Instance Method Reference to a Specific Object

Let’s consider the existence of functional interface named Consumer, as follows:

public interface Consumer<T> {
   public void accept(T t);

And let’s define a method capable of using a consumer to consume all the elements of a given list, like this:

static  void forEach(Consumer<T> consumer, List<T> source){
   for (T item : source) {

Imagine that now we would like to print all the elements contained in a list, and for that purpose we could define a consumer using a lambda expressions:

List<Integer> numbers = asList(1,2,3,4,5,6,7,8,9);
forEach(n -> { System.out.println(n); }, numbers);

However, we could also make the observation that the method println has the same signature that our Consumer has, it receives an integer and does something with it, in this case  it prints it to the main output.

However, we cannot specify that this is an arbitrary instance method reference by saying PrintStream::println, because in this case the Consumer interface method accept does not receive as one of its arguments the PrintStream object on which we may want to invoke the method println. Conversely, we already know which is the target object on which we would like to invoke the method: we can see that every time we would like to invoke it on a specific reference, in this case the object System.out.

So, we could implement our functional interface using an instance method reference to a specific object as follows:

List<Integer> numbers = asList(1,2,3,4,5,6,7,8,9);
forEach(System.out::println, numbers);
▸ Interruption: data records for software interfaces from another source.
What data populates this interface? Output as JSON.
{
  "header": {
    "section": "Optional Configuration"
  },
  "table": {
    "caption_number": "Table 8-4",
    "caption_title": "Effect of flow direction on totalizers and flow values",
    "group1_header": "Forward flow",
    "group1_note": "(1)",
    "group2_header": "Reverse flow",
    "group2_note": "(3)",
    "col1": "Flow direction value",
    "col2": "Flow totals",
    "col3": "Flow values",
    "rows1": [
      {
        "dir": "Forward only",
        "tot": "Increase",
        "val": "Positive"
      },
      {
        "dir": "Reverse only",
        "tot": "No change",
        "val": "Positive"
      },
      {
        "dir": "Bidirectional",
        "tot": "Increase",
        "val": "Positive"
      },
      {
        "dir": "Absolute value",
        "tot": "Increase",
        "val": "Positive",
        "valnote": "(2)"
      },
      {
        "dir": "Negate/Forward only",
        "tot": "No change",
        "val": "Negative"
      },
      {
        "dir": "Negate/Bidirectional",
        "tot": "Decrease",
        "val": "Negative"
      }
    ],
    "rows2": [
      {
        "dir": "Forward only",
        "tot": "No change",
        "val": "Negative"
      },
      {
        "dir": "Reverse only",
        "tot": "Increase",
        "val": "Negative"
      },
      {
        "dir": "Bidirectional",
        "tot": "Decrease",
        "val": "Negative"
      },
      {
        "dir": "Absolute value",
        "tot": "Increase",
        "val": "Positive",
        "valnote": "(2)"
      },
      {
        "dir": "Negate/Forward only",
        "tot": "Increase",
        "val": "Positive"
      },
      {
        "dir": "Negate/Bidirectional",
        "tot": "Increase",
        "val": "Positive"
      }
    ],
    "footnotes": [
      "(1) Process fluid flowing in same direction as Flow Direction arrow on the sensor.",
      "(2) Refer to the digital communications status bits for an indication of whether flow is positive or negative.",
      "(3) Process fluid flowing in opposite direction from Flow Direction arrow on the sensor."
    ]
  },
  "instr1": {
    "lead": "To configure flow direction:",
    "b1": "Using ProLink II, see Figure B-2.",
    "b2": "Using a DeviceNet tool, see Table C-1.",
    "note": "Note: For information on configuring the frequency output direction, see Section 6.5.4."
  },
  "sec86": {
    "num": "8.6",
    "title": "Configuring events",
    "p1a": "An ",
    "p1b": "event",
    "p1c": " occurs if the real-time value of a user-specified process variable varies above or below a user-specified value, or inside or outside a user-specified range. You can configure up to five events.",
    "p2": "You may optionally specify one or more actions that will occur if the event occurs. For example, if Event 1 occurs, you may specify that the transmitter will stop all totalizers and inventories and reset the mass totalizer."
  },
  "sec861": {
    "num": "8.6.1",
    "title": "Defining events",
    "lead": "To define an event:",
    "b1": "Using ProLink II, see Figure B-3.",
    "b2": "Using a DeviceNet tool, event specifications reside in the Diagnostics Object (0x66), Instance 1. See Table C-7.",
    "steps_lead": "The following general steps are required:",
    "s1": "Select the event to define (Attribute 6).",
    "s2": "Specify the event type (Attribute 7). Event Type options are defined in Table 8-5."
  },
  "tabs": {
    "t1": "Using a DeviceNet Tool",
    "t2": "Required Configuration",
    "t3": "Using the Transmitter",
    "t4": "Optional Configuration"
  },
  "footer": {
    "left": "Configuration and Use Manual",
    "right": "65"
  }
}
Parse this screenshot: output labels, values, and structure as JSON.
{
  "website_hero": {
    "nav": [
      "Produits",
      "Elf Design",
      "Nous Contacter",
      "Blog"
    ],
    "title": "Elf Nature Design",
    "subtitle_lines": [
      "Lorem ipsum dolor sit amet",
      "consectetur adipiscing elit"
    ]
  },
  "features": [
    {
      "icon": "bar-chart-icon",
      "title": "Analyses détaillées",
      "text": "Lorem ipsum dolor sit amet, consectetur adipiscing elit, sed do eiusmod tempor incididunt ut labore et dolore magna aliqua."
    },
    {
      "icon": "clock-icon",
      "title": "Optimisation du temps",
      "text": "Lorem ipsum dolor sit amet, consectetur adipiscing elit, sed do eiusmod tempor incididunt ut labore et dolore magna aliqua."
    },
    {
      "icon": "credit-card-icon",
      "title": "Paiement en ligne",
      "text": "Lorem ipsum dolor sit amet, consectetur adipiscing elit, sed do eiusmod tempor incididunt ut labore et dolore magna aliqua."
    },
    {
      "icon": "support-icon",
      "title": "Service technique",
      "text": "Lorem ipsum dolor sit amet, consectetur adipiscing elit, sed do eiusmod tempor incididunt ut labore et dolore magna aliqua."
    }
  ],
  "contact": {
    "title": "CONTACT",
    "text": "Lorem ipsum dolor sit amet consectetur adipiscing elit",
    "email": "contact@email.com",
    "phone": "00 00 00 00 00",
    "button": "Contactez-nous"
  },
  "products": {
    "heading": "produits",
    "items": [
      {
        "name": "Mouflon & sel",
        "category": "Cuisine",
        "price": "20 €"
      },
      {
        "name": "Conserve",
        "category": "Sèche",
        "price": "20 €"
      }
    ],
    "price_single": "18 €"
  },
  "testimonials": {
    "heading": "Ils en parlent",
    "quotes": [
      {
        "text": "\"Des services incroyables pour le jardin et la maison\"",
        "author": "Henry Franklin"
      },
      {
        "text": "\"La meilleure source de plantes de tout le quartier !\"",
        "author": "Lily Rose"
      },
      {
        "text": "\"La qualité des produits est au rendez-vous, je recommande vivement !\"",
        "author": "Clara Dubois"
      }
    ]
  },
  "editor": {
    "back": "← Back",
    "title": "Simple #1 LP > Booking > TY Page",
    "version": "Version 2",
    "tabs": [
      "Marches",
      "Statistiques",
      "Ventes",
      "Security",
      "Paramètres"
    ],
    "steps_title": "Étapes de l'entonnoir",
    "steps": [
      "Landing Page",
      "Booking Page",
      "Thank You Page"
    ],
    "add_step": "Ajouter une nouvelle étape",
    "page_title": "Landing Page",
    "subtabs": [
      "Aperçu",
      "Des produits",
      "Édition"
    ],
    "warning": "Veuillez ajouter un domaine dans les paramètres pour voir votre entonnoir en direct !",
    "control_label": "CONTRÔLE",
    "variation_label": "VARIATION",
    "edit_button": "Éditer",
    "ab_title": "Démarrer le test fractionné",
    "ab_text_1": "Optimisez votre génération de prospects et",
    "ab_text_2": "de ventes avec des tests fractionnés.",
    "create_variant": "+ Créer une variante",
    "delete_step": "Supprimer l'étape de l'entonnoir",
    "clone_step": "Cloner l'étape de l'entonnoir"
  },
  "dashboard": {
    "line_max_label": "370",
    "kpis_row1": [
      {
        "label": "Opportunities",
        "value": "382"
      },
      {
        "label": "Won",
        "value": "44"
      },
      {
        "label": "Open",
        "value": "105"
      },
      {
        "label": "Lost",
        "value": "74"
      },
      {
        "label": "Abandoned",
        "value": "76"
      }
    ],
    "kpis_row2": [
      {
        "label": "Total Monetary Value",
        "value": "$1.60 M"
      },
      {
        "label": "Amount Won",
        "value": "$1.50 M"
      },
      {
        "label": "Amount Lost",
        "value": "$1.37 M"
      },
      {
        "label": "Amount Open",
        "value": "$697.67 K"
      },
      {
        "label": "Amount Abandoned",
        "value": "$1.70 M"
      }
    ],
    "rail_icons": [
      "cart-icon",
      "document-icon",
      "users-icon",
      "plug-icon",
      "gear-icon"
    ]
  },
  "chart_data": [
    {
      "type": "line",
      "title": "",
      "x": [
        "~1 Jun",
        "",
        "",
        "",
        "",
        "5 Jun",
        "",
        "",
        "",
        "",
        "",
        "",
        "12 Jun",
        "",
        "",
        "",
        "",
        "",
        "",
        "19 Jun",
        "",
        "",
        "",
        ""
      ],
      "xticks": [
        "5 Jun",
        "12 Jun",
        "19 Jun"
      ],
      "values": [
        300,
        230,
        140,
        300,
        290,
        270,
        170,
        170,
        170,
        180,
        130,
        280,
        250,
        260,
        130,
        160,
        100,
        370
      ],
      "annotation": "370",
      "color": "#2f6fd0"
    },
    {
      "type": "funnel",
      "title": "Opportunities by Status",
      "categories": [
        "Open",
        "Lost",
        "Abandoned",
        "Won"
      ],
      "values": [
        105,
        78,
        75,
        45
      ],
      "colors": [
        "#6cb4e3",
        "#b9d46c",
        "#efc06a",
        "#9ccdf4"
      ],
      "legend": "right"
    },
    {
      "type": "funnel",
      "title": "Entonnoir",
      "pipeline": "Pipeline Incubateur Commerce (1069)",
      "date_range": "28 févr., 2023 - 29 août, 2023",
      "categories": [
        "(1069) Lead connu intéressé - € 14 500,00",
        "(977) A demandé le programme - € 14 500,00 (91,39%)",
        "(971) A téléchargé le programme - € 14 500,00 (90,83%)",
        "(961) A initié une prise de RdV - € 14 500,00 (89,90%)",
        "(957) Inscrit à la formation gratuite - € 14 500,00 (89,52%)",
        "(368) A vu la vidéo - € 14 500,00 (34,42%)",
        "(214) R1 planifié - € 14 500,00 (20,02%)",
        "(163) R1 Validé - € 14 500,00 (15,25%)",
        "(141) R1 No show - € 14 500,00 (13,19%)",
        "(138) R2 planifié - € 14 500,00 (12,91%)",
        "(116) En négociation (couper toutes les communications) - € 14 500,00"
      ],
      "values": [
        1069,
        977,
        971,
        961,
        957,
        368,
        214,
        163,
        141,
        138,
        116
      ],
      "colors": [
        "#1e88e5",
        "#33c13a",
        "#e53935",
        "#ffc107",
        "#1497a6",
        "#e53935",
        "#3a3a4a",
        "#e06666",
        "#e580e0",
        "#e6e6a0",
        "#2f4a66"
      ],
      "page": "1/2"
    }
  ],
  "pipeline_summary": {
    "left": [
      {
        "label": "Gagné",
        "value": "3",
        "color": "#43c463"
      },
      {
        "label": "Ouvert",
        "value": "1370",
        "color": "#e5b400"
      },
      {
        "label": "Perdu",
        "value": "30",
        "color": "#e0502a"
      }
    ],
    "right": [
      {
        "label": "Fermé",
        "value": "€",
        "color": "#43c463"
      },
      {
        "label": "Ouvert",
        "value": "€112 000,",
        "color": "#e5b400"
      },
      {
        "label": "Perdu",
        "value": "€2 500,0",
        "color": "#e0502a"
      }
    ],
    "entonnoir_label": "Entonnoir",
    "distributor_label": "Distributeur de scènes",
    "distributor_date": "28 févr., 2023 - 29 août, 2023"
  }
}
In summary, there are circumstances in which we would like to use some preexisting code as the implementation for a functional interface, in those case we could use one of several variants of method references instead of a more verbose lambda expression.


4 thoughts on “Java Lambda Expressions vs Method References

  1. Hello, first I would like to thank you for this great post : quite easy to read.

    I think I’ve just noticed an error on the Predicate you gave in section Static Method References : you declared it as returning void, but it should return boolean.


  2. You’ve written a good example, but I don’t agree with your instance method reference motivations (that an arbitrary method reference is not possible). You can accomplish that by allowing for a delegated “self” in your forEach method:

    public static void forEach(T self, BiConsumer function, Iterable items) {
    for(U item : items) {

    Exercise that forEach implementation thus:

    forEach(System.out, PrintStream::println, Arrays.asList(1,2,3,4,5,6,7,8,9,10));

    Be careful: every time you write a block that references an instance method that creates a new Lambda class and every time you assign that code block to a value it creates a new Lambda instance, *even if* the instance is “this” or final!

    Unfortunately every single CallSite which is written still defines a new Lambda class (even if they have identical shapes and interfaces), but at least using an arbitrary object method reference will avoid object allocation on repeated invocations.

Leave a Reply

Please log in using one of these methods to post your comment: Logo

You are commenting using your account. Log Out / Change )

Twitter picture

You are commenting using your Twitter account. Log Out / Change )

Facebook photo

You are commenting using your Facebook account. Log Out / Change )

Google+ photo

You are commenting using your Google+ account. Log Out / Change )

Connecting to %s